Thank you Blake and the Vimeo Staff !
On July 24th, 2011, "Life In A Day" a film produced by Ridley Scott and directed by Kevin MacDonald premiered in theaters across the USA. My moon clip was selected out of 80,000 submissions as the opening shot. Hope you enjoy it. Here is the link to my original submission: youtube.com/watch?v=mebm81J2h14.
Please note the link above presents the raw unedited clip which is about 7 minutes long. What is used in the movie as the opening shot is about a 1 minute of the moon in the center of the frame and sped up in post production so it is seen in the movie for about 16 seconds (00:01:12) and again near the end of the feature (at 01:29:06) for another 6 seconds.
Here is the link to the entire feature which is about 1 hour and 35 minutes:
Here is a link to the trailer I made with Youtube's help:
My employer, the University of California released a short piece on me regarding my work in "Life in a Day" on July 21, 2011:
Local paper chimes in (9-29-2011):
How did "LIFE IN A DAY" fair at the box office?
find out here:
1974 to 2008
This Vimeo site is my showcase for presenting new videos, old movies, and works in progress as I return to making cinema after a 34 year hiatus while balancing this with my career position as a computer technician and systems administrator for the University of California's Berkeley Campus, Electrical Engineering and Computer Sciences Department.

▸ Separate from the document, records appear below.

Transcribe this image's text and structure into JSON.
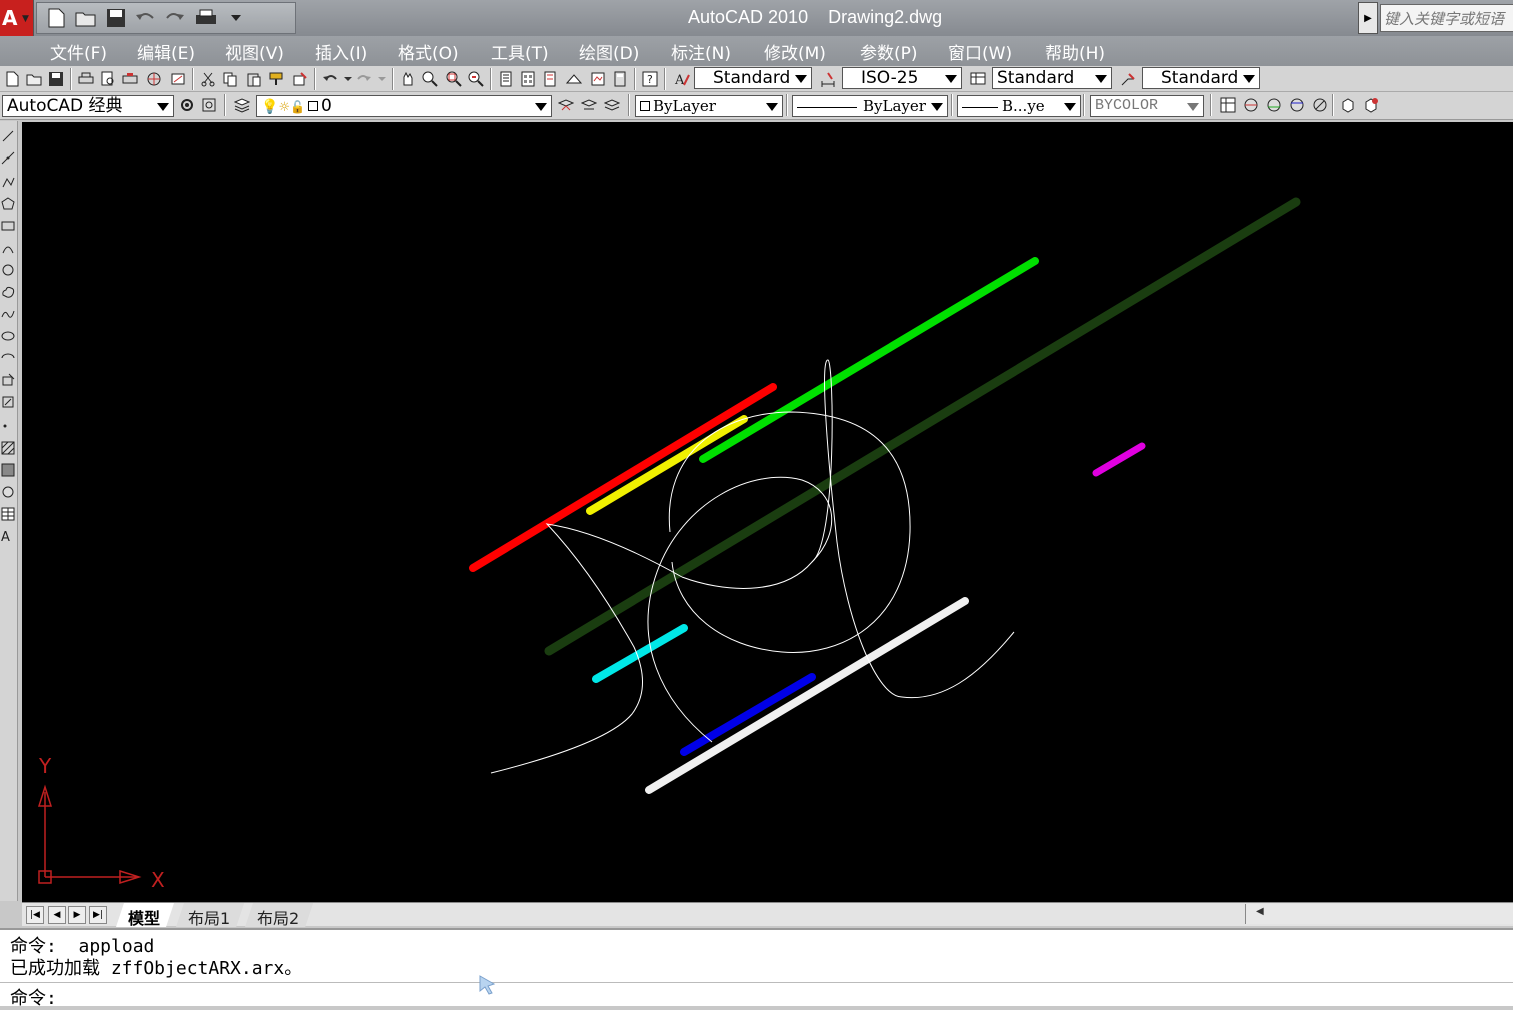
{
  "window": {
    "app_name": "AutoCAD 2010",
    "doc_name": "Drawing2.dwg",
    "search_placeholder": "键入关键字或短语"
  },
  "menu": [
    "文件(F)",
    "编辑(E)",
    "视图(V)",
    "插入(I)",
    "格式(O)",
    "工具(T)",
    "绘图(D)",
    "标注(N)",
    "修改(M)",
    "参数(P)",
    "窗口(W)",
    "帮助(H)"
  ],
  "styles": {
    "text_style": "Standard",
    "dim_style": "ISO-25",
    "table_style": "Standard",
    "mleader_style": "Standard"
  },
  "workspace": "AutoCAD 经典",
  "layer": "0",
  "properties": {
    "color": "ByLayer",
    "linetype": "ByLayer",
    "lineweight": "B...ye",
    "plotstyle": "BYCOLOR"
  },
  "ucs": {
    "x_label": "X",
    "y_label": "Y"
  },
  "layout_tabs": [
    "模型",
    "布局1",
    "布局2"
  ],
  "command": {
    "lines": [
      "命令:  appload",
      "已成功加载 zffObjectARX.arx。"
    ],
    "prompt": "命令:"
  },
  "colors": {
    "red": "#ff0000",
    "yellow": "#f0f000",
    "green": "#00e000",
    "dark_green": "#1a3d10",
    "magenta": "#e000e0",
    "cyan": "#00e8e8",
    "blue": "#0000e8",
    "white": "#f0f0f0",
    "ucs": "#c02020"
  }
}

My passion for motion pictures and music goes back to when I was in high school where I learned about film making at Notre Dame High School for Boys in Niles, Illinois while I played bass in a local blues band (East-West) in my home town, Deerfield.
I don't think you have to have a college degree to make interesting movies, even though I do have a bachelor's degree in cinema and an MFA in electronic music. And I don't think you have to go to a fancy school to create interesting videos or music but rather feed your passion for motion pictures and music with all the learning opportunities that come your way.

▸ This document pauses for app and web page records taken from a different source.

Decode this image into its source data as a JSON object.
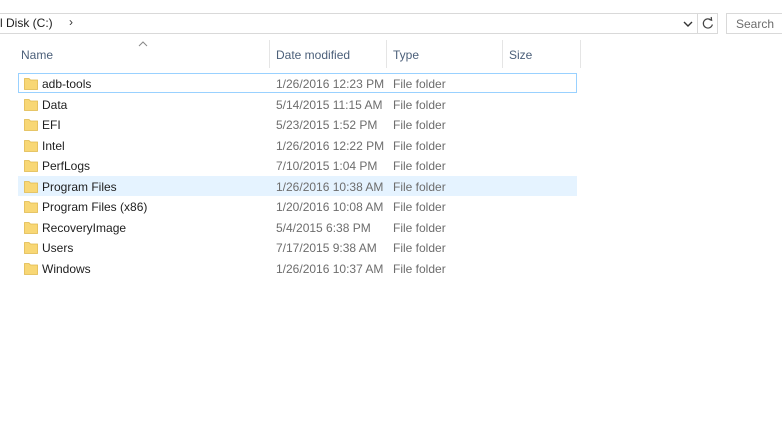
{
  "address": {
    "crumb": "l Disk (C:)",
    "separator": "›"
  },
  "search": {
    "placeholder": "Search"
  },
  "columns": {
    "name": "Name",
    "date_modified": "Date modified",
    "type": "Type",
    "size": "Size"
  },
  "icons": {
    "folder": "folder-icon",
    "sort": "sort-up-icon",
    "dropdown": "chevron-down-icon",
    "refresh": "refresh-icon"
  },
  "colors": {
    "folder": "#f8d775",
    "hover_bg": "#e5f3ff",
    "focus_border": "#99d1ff",
    "header_text": "#4c607a"
  },
  "rows": [
    {
      "name": "adb-tools",
      "date": "1/26/2016 12:23 PM",
      "type": "File folder"
    },
    {
      "name": "Data",
      "date": "5/14/2015 11:15 AM",
      "type": "File folder"
    },
    {
      "name": "EFI",
      "date": "5/23/2015 1:52 PM",
      "type": "File folder"
    },
    {
      "name": "Intel",
      "date": "1/26/2016 12:22 PM",
      "type": "File folder"
    },
    {
      "name": "PerfLogs",
      "date": "7/10/2015 1:04 PM",
      "type": "File folder"
    },
    {
      "name": "Program Files",
      "date": "1/26/2016 10:38 AM",
      "type": "File folder"
    },
    {
      "name": "Program Files (x86)",
      "date": "1/20/2016 10:08 AM",
      "type": "File folder"
    },
    {
      "name": "RecoveryImage",
      "date": "5/4/2015 6:38 PM",
      "type": "File folder"
    },
    {
      "name": "Users",
      "date": "7/17/2015 9:38 AM",
      "type": "File folder"
    },
    {
      "name": "Windows",
      "date": "1/26/2016 10:37 AM",
      "type": "File folder"
    }
  ]
}
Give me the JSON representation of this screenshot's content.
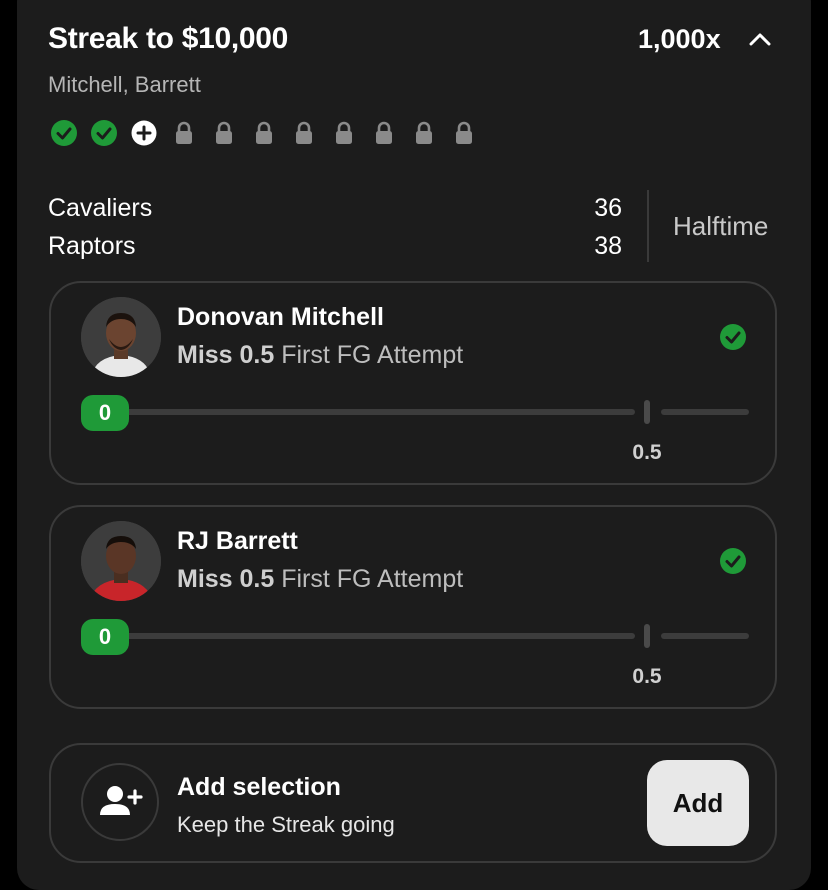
{
  "header": {
    "title": "Streak to $10,000",
    "multiplier": "1,000x",
    "subtitle": "Mitchell, Barrett"
  },
  "progress": {
    "completed": 2,
    "current": 1,
    "locked": 8
  },
  "game": {
    "teams": [
      {
        "name": "Cavaliers",
        "score": "36"
      },
      {
        "name": "Raptors",
        "score": "38"
      }
    ],
    "status": "Halftime"
  },
  "picks": [
    {
      "player": "Donovan Mitchell",
      "outcome": "Miss 0.5",
      "market": "First FG Attempt",
      "current_value": "0",
      "threshold": "0.5",
      "status_icon": "check-circle-icon"
    },
    {
      "player": "RJ Barrett",
      "outcome": "Miss 0.5",
      "market": "First FG Attempt",
      "current_value": "0",
      "threshold": "0.5",
      "status_icon": "check-circle-icon"
    }
  ],
  "add": {
    "title": "Add selection",
    "subtitle": "Keep the Streak going",
    "button": "Add",
    "icon": "add-user-icon"
  },
  "colors": {
    "background": "#000000",
    "card": "#1c1c1c",
    "success": "#1f9a38",
    "border": "#3a3a3a",
    "button": "#e8e8e8"
  }
}
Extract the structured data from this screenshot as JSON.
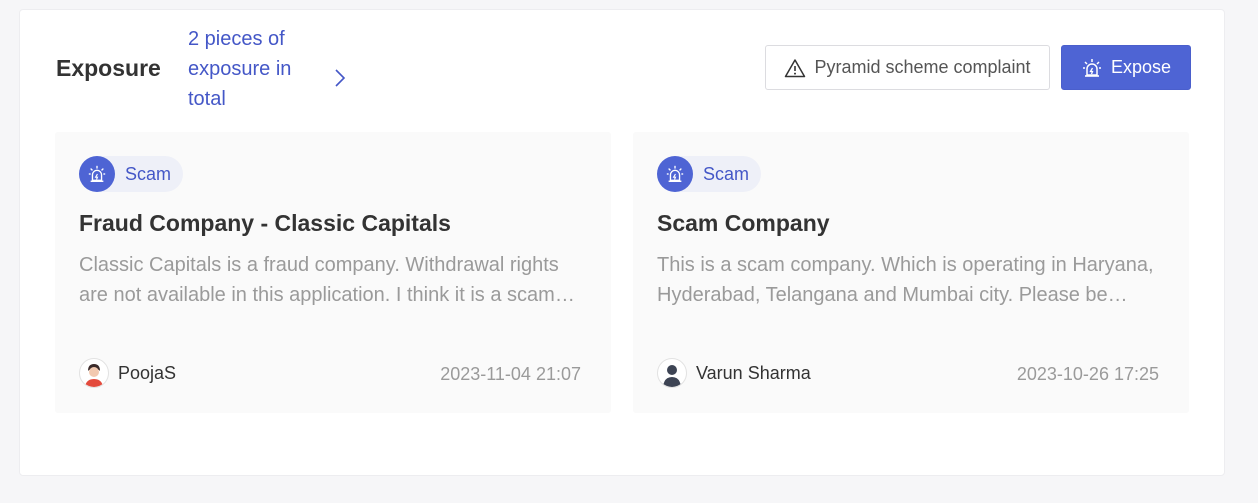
{
  "header": {
    "title": "Exposure",
    "summary_link": "2 pieces of exposure in total",
    "complaint_button": "Pyramid scheme complaint",
    "expose_button": "Expose"
  },
  "icons": {
    "summary_chevron": "chevron-right-icon",
    "complaint": "warning-triangle-icon",
    "expose": "alarm-siren-icon",
    "tag": "alarm-siren-icon"
  },
  "colors": {
    "accent": "#4e64d4",
    "link": "#4457c7"
  },
  "cards": [
    {
      "tag": "Scam",
      "title": "Fraud Company - Classic Capitals",
      "description": "Classic Capitals is a fraud company. Withdrawal rights are not available in this application. I think it is a scam and people should avoid it.",
      "author": "PoojaS",
      "date": "2023-11-04 21:07"
    },
    {
      "tag": "Scam",
      "title": "Scam Company",
      "description": "This is a scam company. Which is operating in Haryana, Hyderabad, Telangana and Mumbai city. Please be careful.",
      "author": "Varun Sharma",
      "date": "2023-10-26 17:25"
    }
  ]
}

I produced a hand full of nonobjective, abstract, 16mm films while in college and due to budget constraints I limited my work to electronic music, still photography, and playing blues guitar since 1975. Back then, many of us dreamed of portable, digital cameras and affordable digital multi-track recorders and mixers.
Along the way I had several opportunities to work as an "extra" when many Hollywood features were shot in the San Francisco Bay Area during the mid 1980s. Films included: "The Right Stuff". "Indiana Jones and The Temple of Doom", and "Star Trek IV: The Voyage Home". This was a wonderful way to learn how the pros do it with a full compliment of crews covering the lighting, camera, sound, props, wardrobe etc.
In 2008, I got back on the road to short digital movies as the cameras, etc became so affordable. I recall my cinema professor at SIU (Dr. Richard Blumenberg) quoting Jean Cocteau, "Film will only become an art when its materials are as inexpensive as pencil and paper. " Certainly, cheap digital pocket cameras that can render both digital still photography and VGA (640 x 480) video are a gateway to what Cocteau was talking about. Add Windows Movie Maker which is free and bundled in all Windows operating systems or iMovie for you Mac heads and you are on your way.
Another gem that sticks in my mind from the late SIU-C professor Richard M. Blumenberg's classes, "Motion is the defining characteristic of life." This is my mantra. This is my prayer. May I be so blessed as to capture something that moves and glows with grace and transparency.
Since 2008 I have made over 100 short videos most to these are posted here.
Thanks for visiting,